Scan the records for the word "ERROR". Copy each line that includes it.

- Page and application data records:
####################

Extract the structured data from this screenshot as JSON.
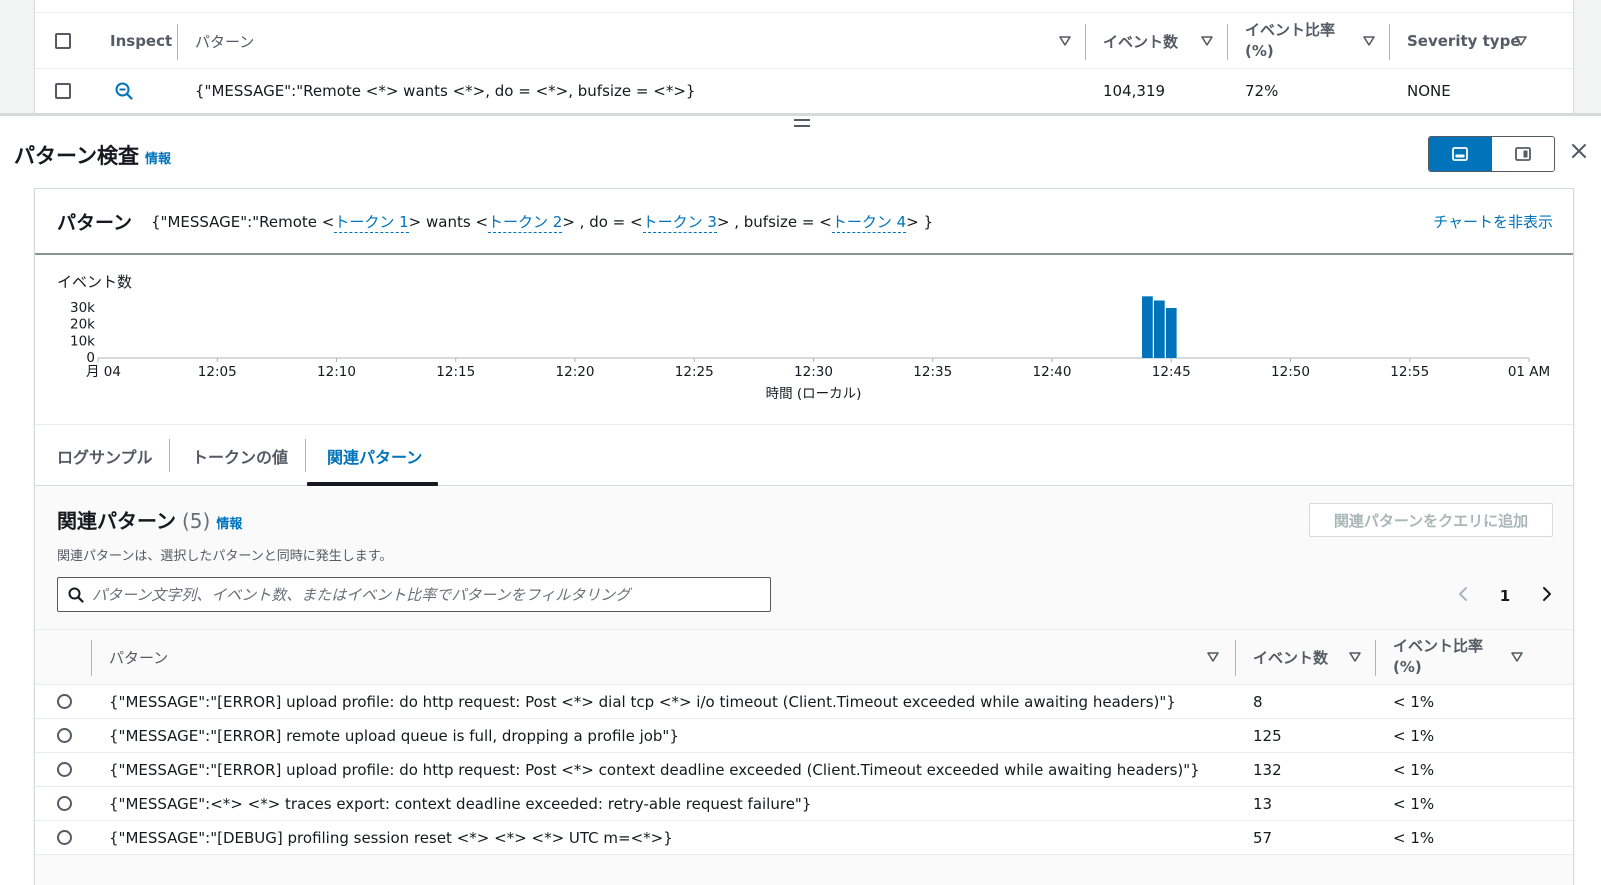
{
  "top_table": {
    "headers": {
      "inspect": "Inspect",
      "pattern": "パターン",
      "event_count": "イベント数",
      "event_ratio_1": "イベント比率",
      "event_ratio_2": "(%)",
      "severity": "Severity type"
    },
    "row": {
      "pattern": "{\"MESSAGE\":\"Remote <*> wants <*>, do = <*>, bufsize = <*>}",
      "event_count": "104,319",
      "event_ratio": "72%",
      "severity": "NONE"
    }
  },
  "panel": {
    "title": "パターン検査",
    "info": "情報",
    "pattern_label": "パターン",
    "pattern_parts": {
      "p0": "{\"MESSAGE\":\"Remote <",
      "t1": "トークン 1",
      "p1": "> wants <",
      "t2": "トークン 2",
      "p2": "> , do = <",
      "t3": "トークン 3",
      "p3": "> , bufsize = <",
      "t4": "トークン 4",
      "p4": "> }"
    },
    "hide_chart": "チャートを非表示"
  },
  "chart_data": {
    "type": "bar",
    "ylabel": "イベント数",
    "xlabel": "時間 (ローカル)",
    "y_ticks": [
      "30k",
      "20k",
      "10k",
      "0"
    ],
    "y_tick_values": [
      30000,
      20000,
      10000,
      0
    ],
    "ylim": [
      0,
      30000
    ],
    "x_tick_labels": [
      "月 04",
      "12:05",
      "12:10",
      "12:15",
      "12:20",
      "12:25",
      "12:30",
      "12:35",
      "12:40",
      "12:45",
      "12:50",
      "12:55",
      "01 AM"
    ],
    "x_tick_minutes": [
      0,
      5,
      10,
      15,
      20,
      25,
      30,
      35,
      40,
      45,
      50,
      55,
      60
    ],
    "xlim": [
      0,
      60
    ],
    "bars": [
      {
        "x": 44.0,
        "value": 37000
      },
      {
        "x": 44.5,
        "value": 34500
      },
      {
        "x": 45.0,
        "value": 30000
      }
    ],
    "bar_width_minutes": 0.45,
    "color": "#0073bb"
  },
  "tabs": [
    {
      "label": "ログサンプル"
    },
    {
      "label": "トークンの値"
    },
    {
      "label": "関連パターン"
    }
  ],
  "related": {
    "title": "関連パターン",
    "count": "(5)",
    "info": "情報",
    "description": "関連パターンは、選択したパターンと同時に発生します。",
    "add_button": "関連パターンをクエリに追加",
    "search_placeholder": "パターン文字列、イベント数、またはイベント比率でパターンをフィルタリング",
    "page": "1",
    "headers": {
      "pattern": "パターン",
      "event_count": "イベント数",
      "event_ratio_1": "イベント比率",
      "event_ratio_2": "(%)"
    },
    "rows": [
      {
        "pattern": "{\"MESSAGE\":\"[ERROR] upload profile: do http request: Post <*> dial tcp <*> i/o timeout (Client.Timeout exceeded while awaiting headers)\"}",
        "count": "8",
        "ratio": "< 1%"
      },
      {
        "pattern": "{\"MESSAGE\":\"[ERROR] remote upload queue is full, dropping a profile job\"}",
        "count": "125",
        "ratio": "< 1%"
      },
      {
        "pattern": "{\"MESSAGE\":\"[ERROR] upload profile: do http request: Post <*> context deadline exceeded (Client.Timeout exceeded while awaiting headers)\"}",
        "count": "132",
        "ratio": "< 1%"
      },
      {
        "pattern": "{\"MESSAGE\":<*> <*> traces export: context deadline exceeded: retry-able request failure\"}",
        "count": "13",
        "ratio": "< 1%"
      },
      {
        "pattern": "{\"MESSAGE\":\"[DEBUG] profiling session reset <*> <*> <*> UTC m=<*>}",
        "count": "57",
        "ratio": "< 1%"
      }
    ]
  },
  "colors": {
    "accent": "#0073bb",
    "text": "#16191f",
    "muted": "#545b64",
    "border": "#d5dbdb"
  }
}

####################

- Response to the task:
        "pattern": "{\"MESSAGE\":\"[ERROR] upload profile: do http request: Post <*> dial tcp <*> i/o timeout (Client.Timeout exceeded while awaiting headers)\"}",
        "pattern": "{\"MESSAGE\":\"[ERROR] remote upload queue is full, dropping a profile job\"}",
        "pattern": "{\"MESSAGE\":\"[ERROR] upload profile: do http request: Post <*> context deadline exceeded (Client.Timeout exceeded while awaiting headers)\"}",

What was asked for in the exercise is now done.